We could start by following the lead taken by campaigners against domestic violence. For the most part it comprises male violence directed at women. Campaigners and politicians have recognised this with material including posters and advertising portraying women as the primary victims. This is a simplification of the wider problem but it allows clarity and a focused message. We can never eradicate a problem we refuse to define.

It is 30 years since the late Pope John Paul II made his seminal visit to Scotland. Documents declassified this week under the 30-year rule reveal an earlier generation of politicians warning of "dangerous manifestations of sectarian hatred" from "militantly Protestant quarters" in 1982. Almost three decades later, in 2010, the visit of Pope Benedict XVI was also subject to the most virulent antagonism. The most prominent detractors were secularists. The proponents of anti-Catholic intolerance had changed; their target had not.

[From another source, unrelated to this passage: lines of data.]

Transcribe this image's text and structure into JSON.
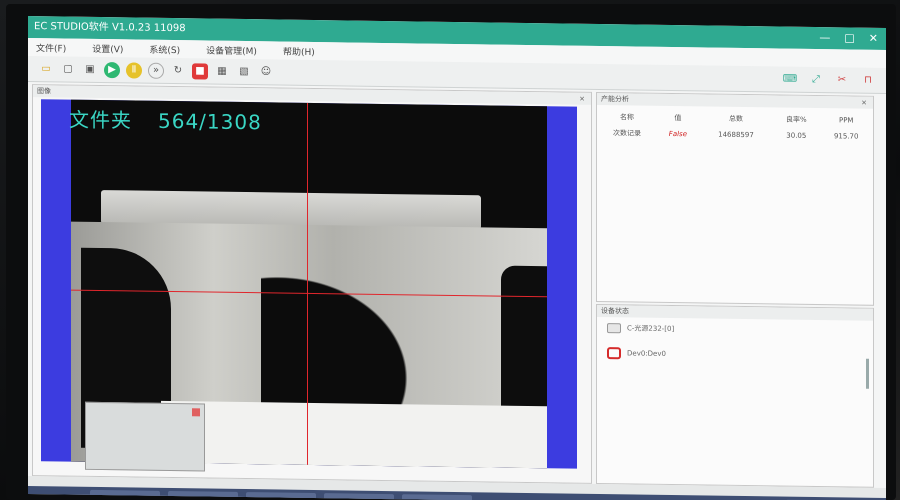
{
  "window": {
    "title": "EC STUDIO软件 V1.0.23 11098"
  },
  "menu": [
    "文件(F)",
    "设置(V)",
    "系统(S)",
    "设备管理(M)",
    "帮助(H)"
  ],
  "image_panel": {
    "header": "图像",
    "overlay_folder": "文件夹",
    "overlay_count": "564/1308"
  },
  "stats_panel": {
    "header": "产能分析",
    "columns": [
      "名称",
      "值",
      "总数",
      "良率%",
      "PPM"
    ],
    "rows": [
      {
        "name": "次数记录",
        "value": "False",
        "total": "14688597",
        "yield": "30.05",
        "ppm": "915.70"
      }
    ]
  },
  "device_panel": {
    "header": "设备状态",
    "items": [
      {
        "label": "C-光源232-[0]",
        "icon": "light-source-icon"
      },
      {
        "label": "Dev0:Dev0",
        "icon": "camera-icon"
      }
    ]
  },
  "colors": {
    "titlebar": "#2faa91",
    "overlay_text": "#3ad6c4",
    "camera_border": "#3c3ce0",
    "crosshair": "#e0262c",
    "error_text": "#d02020"
  }
}
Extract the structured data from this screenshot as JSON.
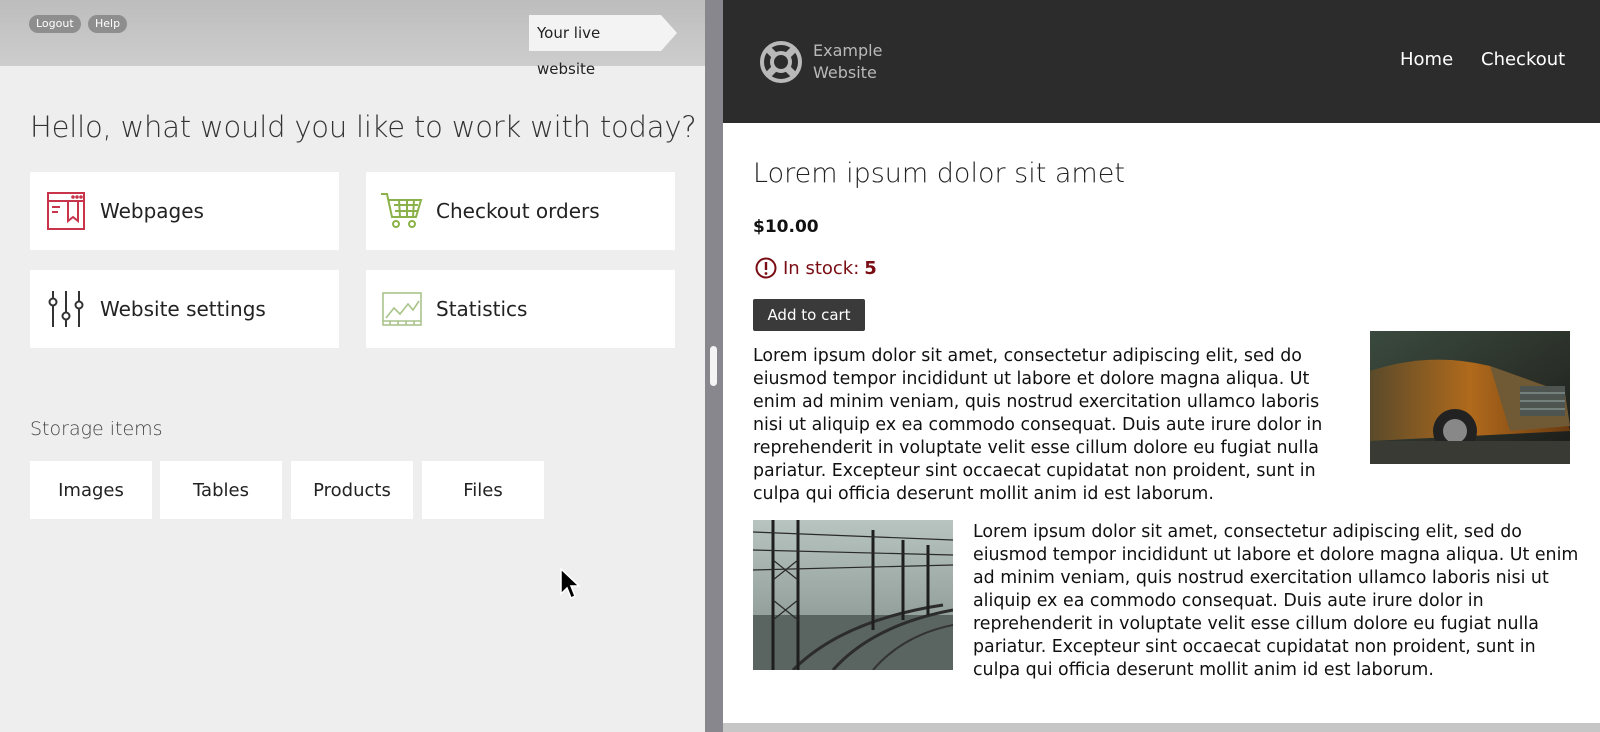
{
  "admin": {
    "top_buttons": {
      "logout": "Logout",
      "help": "Help"
    },
    "live_label": "Your live website",
    "greeting": "Hello, what would you like to work with today?",
    "tiles": [
      {
        "label": "Webpages",
        "icon": "webpage-icon",
        "color": "#c8344a"
      },
      {
        "label": "Checkout orders",
        "icon": "shopping-cart-icon",
        "color": "#8bb24a"
      },
      {
        "label": "Website settings",
        "icon": "sliders-icon",
        "color": "#333333"
      },
      {
        "label": "Statistics",
        "icon": "chart-icon",
        "color": "#a9c48a"
      }
    ],
    "storage": {
      "title": "Storage items",
      "items": [
        "Images",
        "Tables",
        "Products",
        "Files"
      ]
    }
  },
  "site": {
    "logo": {
      "line1": "Example",
      "line2": "Website",
      "icon": "lifebuoy-icon"
    },
    "nav": {
      "home": "Home",
      "checkout": "Checkout"
    },
    "product": {
      "title": "Lorem ipsum dolor sit amet",
      "price": "$10.00",
      "stock_label": "In stock:",
      "stock_qty": "5",
      "add_to_cart": "Add to cart"
    },
    "paragraphs": [
      "Lorem ipsum dolor sit amet, consectetur adipiscing elit, sed do eiusmod tempor incididunt ut labore et dolore magna aliqua. Ut enim ad minim veniam, quis nostrud exercitation ullamco laboris nisi ut aliquip ex ea commodo consequat. Duis aute irure dolor in reprehenderit in voluptate velit esse cillum dolore eu fugiat nulla pariatur. Excepteur sint occaecat cupidatat non proident, sunt in culpa qui officia deserunt mollit anim id est laborum.",
      "Lorem ipsum dolor sit amet, consectetur adipiscing elit, sed do eiusmod tempor incididunt ut labore et dolore magna aliqua. Ut enim ad minim veniam, quis nostrud exercitation ullamco laboris nisi ut aliquip ex ea commodo consequat. Duis aute irure dolor in reprehenderit in voluptate velit esse cillum dolore eu fugiat nulla pariatur. Excepteur sint occaecat cupidatat non proident, sunt in culpa qui officia deserunt mollit anim id est laborum."
    ],
    "stock_color": "#7a0d14"
  }
}
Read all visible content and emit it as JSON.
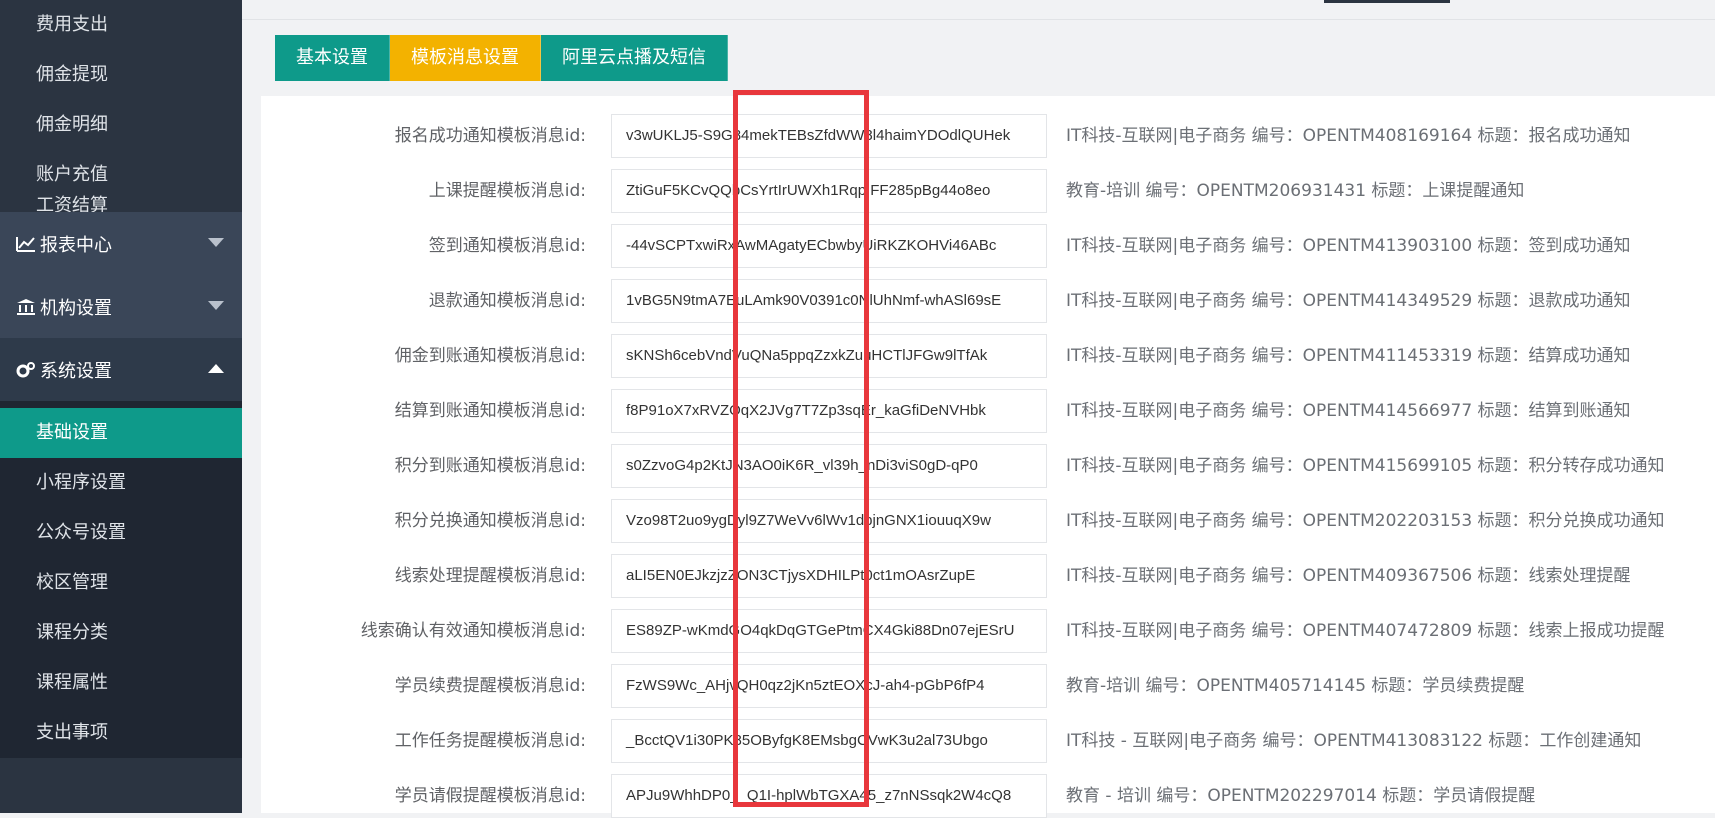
{
  "sidebar": {
    "top_items": [
      "费用支出",
      "佣金提现",
      "佣金明细",
      "账户充值",
      "工资结算"
    ],
    "sections": [
      {
        "label": "报表中心",
        "icon": "chart-line-icon",
        "expanded": false
      },
      {
        "label": "机构设置",
        "icon": "bank-icon",
        "expanded": false
      },
      {
        "label": "系统设置",
        "icon": "gears-icon",
        "expanded": true
      }
    ],
    "system_items": [
      "基础设置",
      "小程序设置",
      "公众号设置",
      "校区管理",
      "课程分类",
      "课程属性",
      "支出事项"
    ],
    "active_item": "基础设置"
  },
  "tabs": [
    "基本设置",
    "模板消息设置",
    "阿里云点播及短信"
  ],
  "active_tab": "模板消息设置",
  "templates": [
    {
      "label": "报名成功通知模板消息id:",
      "value": "v3wUKLJ5-S9G84mekTEBsZfdWW8l4haimYDOdlQUHek",
      "hint": "IT科技-互联网|电子商务 编号：OPENTM408169164 标题：报名成功通知"
    },
    {
      "label": "上课提醒模板消息id:",
      "value": "ZtiGuF5KCvQQbCsYrtIrUWXh1RqpIFF285pBg44o8eo",
      "hint": "教育-培训 编号：OPENTM206931431 标题：上课提醒通知"
    },
    {
      "label": "签到通知模板消息id:",
      "value": "-44vSCPTxwiRxAwMAgatyECbwbyUiRKZKOHVi46ABc",
      "hint": "IT科技-互联网|电子商务 编号：OPENTM413903100 标题：签到成功通知"
    },
    {
      "label": "退款通知模板消息id:",
      "value": "1vBG5N9tmA7EuLAmk90V0391c0NlUhNmf-whASl69sE",
      "hint": "IT科技-互联网|电子商务 编号：OPENTM414349529 标题：退款成功通知"
    },
    {
      "label": "佣金到账通知模板消息id:",
      "value": "sKNSh6cebVndVuQNa5ppqZzxkZuuHCTlJFGw9lTfAk",
      "hint": "IT科技-互联网|电子商务 编号：OPENTM411453319 标题：结算成功通知"
    },
    {
      "label": "结算到账通知模板消息id:",
      "value": "f8P91oX7xRVZOqX2JVg7T7Zp3sqEr_kaGfiDeNVHbk",
      "hint": "IT科技-互联网|电子商务 编号：OPENTM414566977 标题：结算到账通知"
    },
    {
      "label": "积分到账通知模板消息id:",
      "value": "s0ZzvoG4p2KtJN3AO0iK6R_vl39h_nDi3viS0gD-qP0",
      "hint": "IT科技-互联网|电子商务 编号：OPENTM415699105 标题：积分转存成功通知"
    },
    {
      "label": "积分兑换通知模板消息id:",
      "value": "Vzo98T2uo9ygDyl9Z7WeVv6lWv1dpjnGNX1iouuqX9w",
      "hint": "IT科技-互联网|电子商务 编号：OPENTM202203153 标题：积分兑换成功通知"
    },
    {
      "label": "线索处理提醒模板消息id:",
      "value": "aLI5EN0EJkzjzZON3CTjysXDHILPt0ct1mOAsrZupE",
      "hint": "IT科技-互联网|电子商务 编号：OPENTM409367506 标题：线索处理提醒"
    },
    {
      "label": "线索确认有效通知模板消息id:",
      "value": "ES89ZP-wKmdGO4qkDqGTGePtmCX4Gki88Dn07ejESrU",
      "hint": "IT科技-互联网|电子商务 编号：OPENTM407472809 标题：线索上报成功提醒"
    },
    {
      "label": "学员续费提醒模板消息id:",
      "value": "FzWS9Wc_AHjvQH0qz2jKn5ztEOXcJ-ah4-pGbP6fP4",
      "hint": "教育-培训 编号：OPENTM405714145 标题：学员续费提醒"
    },
    {
      "label": "工作任务提醒模板消息id:",
      "value": "_BcctQV1i30PK85OByfgK8EMsbgCVwK3u2al73Ubgo",
      "hint": "IT科技 - 互联网|电子商务 编号：OPENTM413083122 标题：工作创建通知"
    },
    {
      "label": "学员请假提醒模板消息id:",
      "value": "APJu9WhhDP0__Q1I-hplWbTGXA45_z7nNSsqk2W4cQ8",
      "hint": "教育 - 培训 编号：OPENTM202297014 标题：学员请假提醒"
    }
  ],
  "colors": {
    "primary": "#0e9a8a",
    "active_tab": "#f3b200",
    "highlight": "#e8373c",
    "sidebar": "#2b3441"
  }
}
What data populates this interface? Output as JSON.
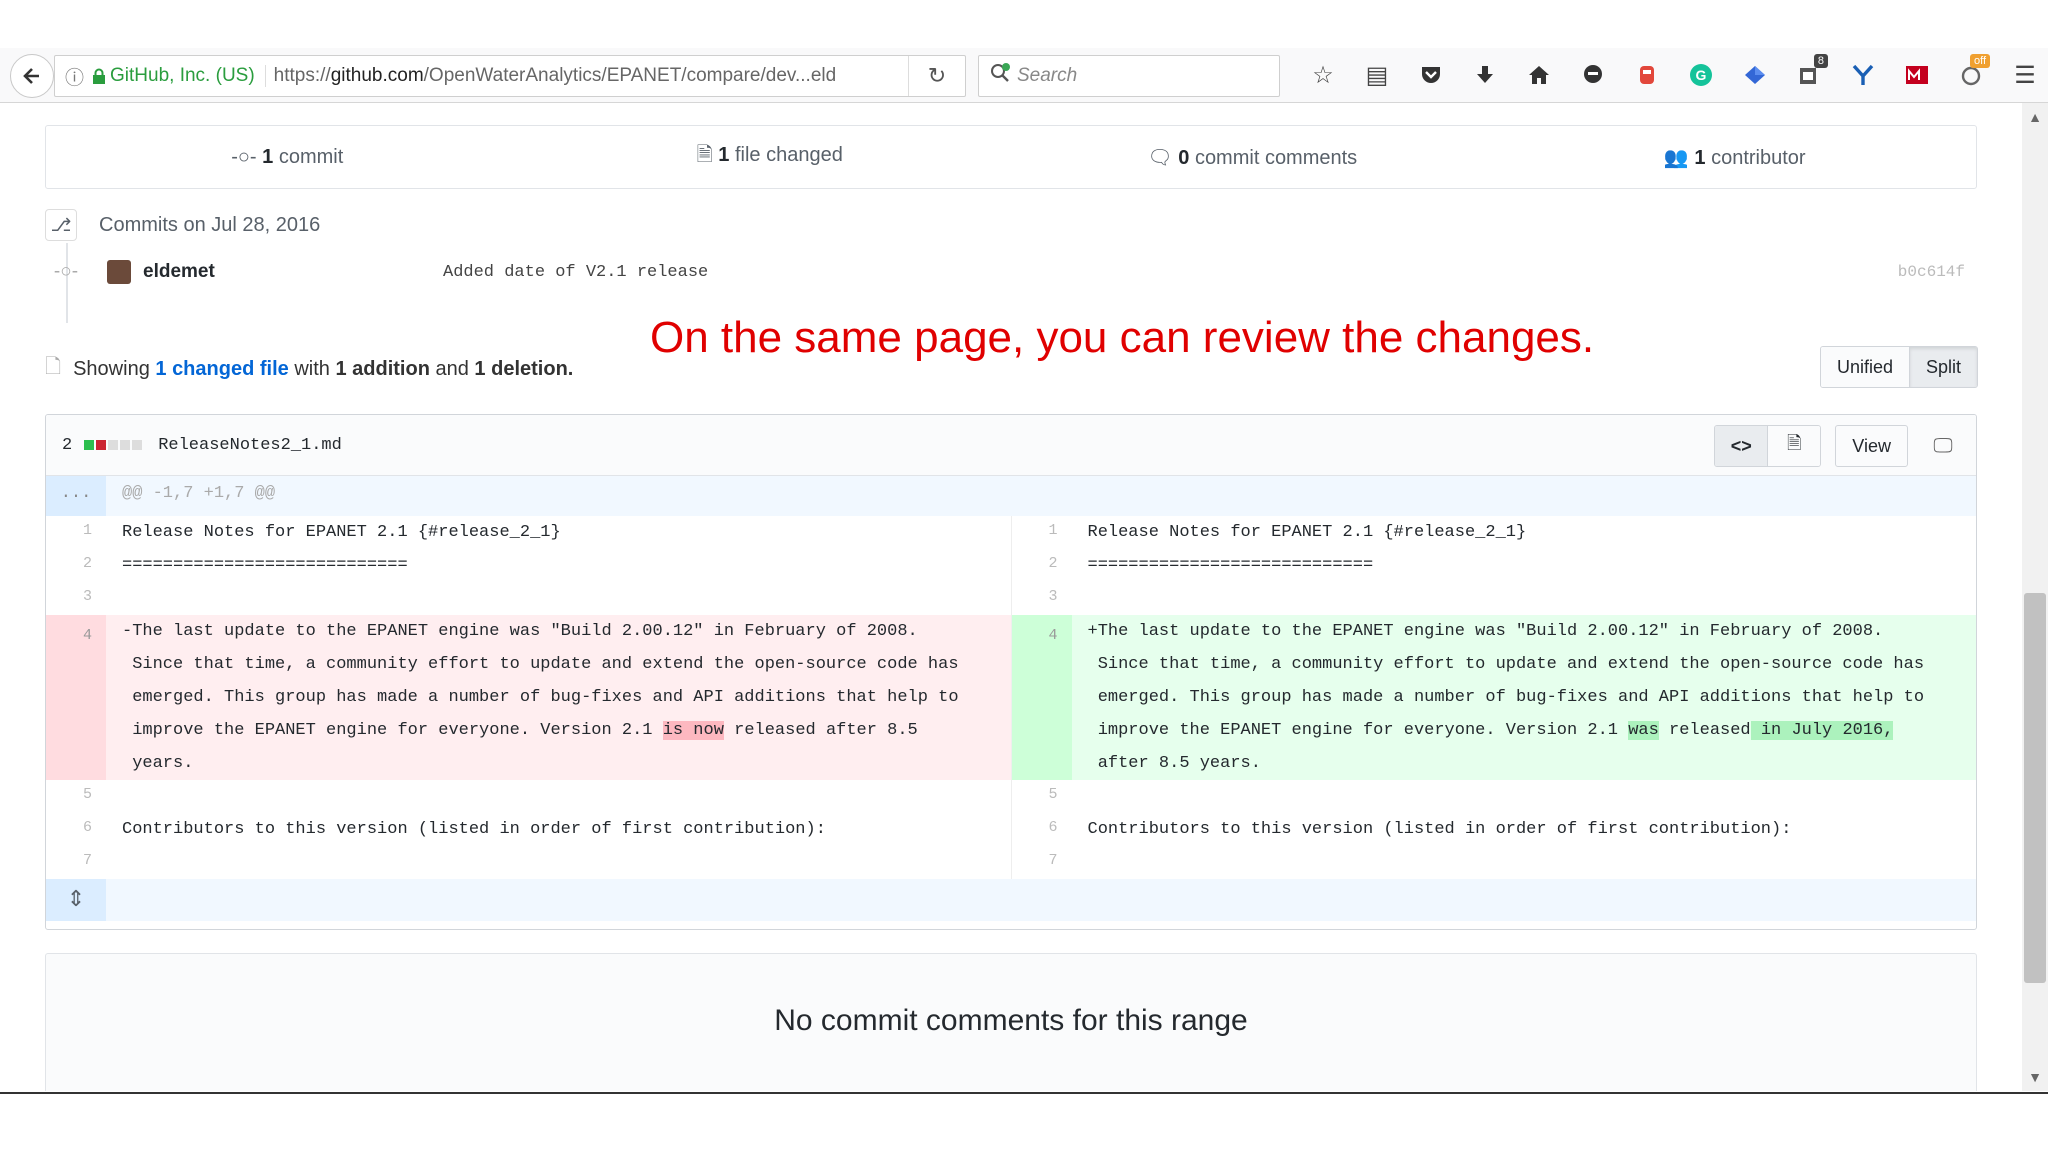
{
  "browser": {
    "identity_org": "GitHub, Inc. (US)",
    "url_prefix": "https://",
    "url_domain": "github.com",
    "url_path": "/OpenWaterAnalytics/EPANET/compare/dev...eld",
    "search_placeholder": "Search",
    "toolbar_icons": [
      "bookmark-star-icon",
      "reading-list-icon",
      "pocket-icon",
      "download-icon",
      "home-icon",
      "chat-icon",
      "extension-red-icon",
      "grammarly-icon",
      "extension-blue-icon",
      "extension-badge-icon",
      "extension-y-icon",
      "extension-mail-icon",
      "extension-off-icon",
      "menu-icon"
    ],
    "badge_count": "8",
    "badge_off": "off"
  },
  "summary": {
    "commits_count": "1",
    "commits_label": "commit",
    "files_count": "1",
    "files_label": "file changed",
    "comments_count": "0",
    "comments_label": "commit comments",
    "contributors_count": "1",
    "contributors_label": "contributor"
  },
  "commits": {
    "heading": "Commits on Jul 28, 2016",
    "items": [
      {
        "author": "eldemet",
        "message": "Added date of V2.1 release",
        "sha": "b0c614f"
      }
    ]
  },
  "annotation": "On the same page, you can review the changes.",
  "showing": {
    "prefix": "Showing",
    "changed_count": "1",
    "changed_label": "changed file",
    "with": "with",
    "additions_count": "1",
    "additions_label": "addition",
    "and": "and",
    "deletions_count": "1",
    "deletions_label": "deletion."
  },
  "view_toggle": {
    "unified": "Unified",
    "split": "Split",
    "active": "Split"
  },
  "file": {
    "change_count": "2",
    "filename": "ReleaseNotes2_1.md",
    "view_label": "View",
    "hunk_dots": "...",
    "hunk_header": "@@ -1,7 +1,7 @@",
    "colors": {
      "deletion": "#ffeef0",
      "addition": "#e6ffed"
    }
  },
  "diff": {
    "left": {
      "l1": "1",
      "c1": "Release Notes for EPANET 2.1 {#release_2_1}",
      "l2": "2",
      "c2": "============================",
      "l3": "3",
      "l4": "4",
      "d1": "-The last update to the EPANET engine was \"Build 2.00.12\" in February of 2008.",
      "d2": " Since that time, a community effort to update and extend the open-source code has",
      "d3": " emerged. This group has made a number of bug-fixes and API additions that help to",
      "d4a": " improve the EPANET engine for everyone. Version 2.1 ",
      "d4h": "is now",
      "d4b": " released after 8.5",
      "d5": " years.",
      "l5": "5",
      "l6": "6",
      "c6": "Contributors to this version (listed in order of first contribution):",
      "l7": "7"
    },
    "right": {
      "l1": "1",
      "c1": "Release Notes for EPANET 2.1 {#release_2_1}",
      "l2": "2",
      "c2": "============================",
      "l3": "3",
      "l4": "4",
      "a1": "+The last update to the EPANET engine was \"Build 2.00.12\" in February of 2008.",
      "a2": " Since that time, a community effort to update and extend the open-source code has",
      "a3": " emerged. This group has made a number of bug-fixes and API additions that help to",
      "a4a": " improve the EPANET engine for everyone. Version 2.1 ",
      "a4h1": "was",
      "a4m": " released",
      "a4h2": " in July 2016,",
      "a5": " after 8.5 years.",
      "l5": "5",
      "l6": "6",
      "c6": "Contributors to this version (listed in order of first contribution):",
      "l7": "7"
    }
  },
  "no_comments": "No commit comments for this range"
}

I am certain many voices will join this debate, bringing with them a blame-the-victim mindset. In much the same way as America's black citizens in an earlier era were urged to straighten their hair and whiten their complexions to minimise differences with the white majority, many will surely urge Scottish Catholics to stop sending their children to Catholic schools or making public or overt declarations of faith. I would urge everyone to consider the wisdom of the words of your editorial: "A focus on education should not be allowed to deflect attention away from the fact that bigotry is learned and ingrained in the wider community and, indeed, in the home."

Peter Kearney,

Director, Catholic Media Office,

5 St Vincent Place, Glasgow.

DUNCAN Morrow echoes many of the sentiments Nil By Mouth have expressed in recent years. The days of sweeping this issue under the carpet are over.

While sectarianism can seem at its most vivid at football matches, the evidence shows that it goes well beyond the terraces. It can be found in our classrooms, courts, building sites and boardrooms. It is not unique to one social class, religious grouping or cultural tradition.

Mr Morrow also touches on the need to redefine sectarianism and this has the potential to be the greatest contribution to the debate of the advisory group which he chairs.

Sectarianism in 21st-century Scotland has mutated beyond religion and is more often that not a confusion of religion, politics, cultural identity and ignorance. At its core is a fear of difference and the misguided belief there has always been a them and there has always been an us.

Too many individuals and groups – many of whom really should know better – choose to fan these flames rather than douse them. They define sectarianism in their own terms to suit their own agendas, blowing a dog whistle in their communities to alarm its members. This encourages people to be much quicker to point the finger than they are to look in the mirror.

If we are to avoid condemning the next generation to the mistakes of our past we must all accept our share of responsibility for the present.

Dave Scott,

Campaign Director, Nil By Mouth,

51 Wilson Street, Glasgow.